6 1-3 So what do we do? Keep on sinning so God can keep on forgiving? I should hope not! If we’ve left the country where sin is sovereign, how can we still live in our old house there? Or didn’t you realize we packed up and left there for good? That is what happened in baptism. When we went under the water, we left the old country of sin behind; when we came up out of the water, we entered into the new country of grace—a new life in a new land!
3-5 That’s what baptism into the life of Jesus means. When we are lowered into the water, it is like the burial of Jesus; when we are raised up out of the water, it is like the resurrection of Jesus. Each of us is raised into a light-filled world by our Father so that we can see where we’re going in our new grace-sovereign country.
6-11 Could it be any clearer? Our old way of life was nailed to the cross with Christ, a decisive end to that sin-miserable life—no longer at sin’s every beck and call! What we believe is this: If we get included in Christ’s sin-conquering death, we also get included in his life-saving resurrection. We know that when Jesus was raised from the dead it was a signal of the end of death-as-the-end. Never again will death have the last word. When Jesus died, he took sin down with him, but alive he brings God down to us. From now on, think of it this way: Sin speaks a dead language that means nothing to you; God speaks your mother tongue, and you hang on every word. You are dead to sin and alive to God. That’s what Jesus did.
The Message (MSG)
Copyright © 1993, 2002, 2018 by Eugene H. Peterson
 
Sin is insidious.

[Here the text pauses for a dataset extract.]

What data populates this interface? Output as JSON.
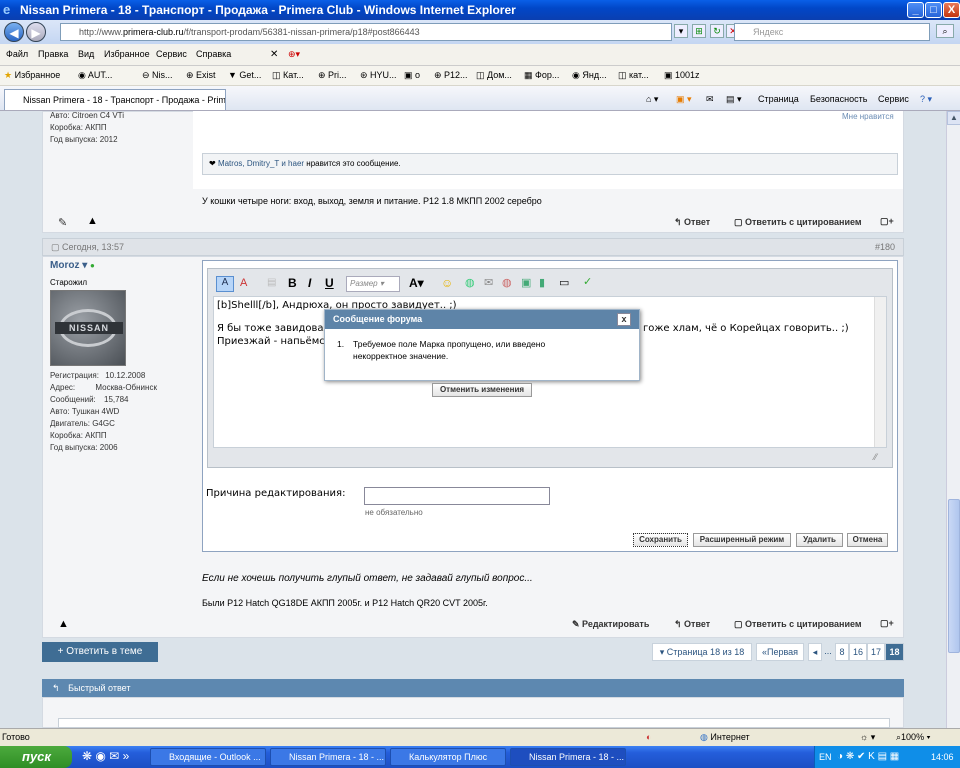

It has a gradual and cumulative effect. It lurks and prods and waits for its chance to claim us, shame us, and name us as failures. Our sin clings to us and weighs us down and seeks to divide us from God, each other and even from ourselves.
 
But, thanks be to God, because of what God has done in Christ Jesus we can be dead to sin and alive to God. In Eugene Peterson’s translation of Paul’s letter to the Romans, he makes it abundantly clear: in our Baptism into Christ Jesus, we are not bound by the past, by the failures, by the shaming of sin. We are made alive in Christ Jesus as we are born into him.
 
Our Advent attitude for this week is readiness. Are you ready to die to your old way of being and be re-born into the new life of Jesus Christ? That’s what Jesus did, and still does. Are you ready?
 
Paul B. Thompson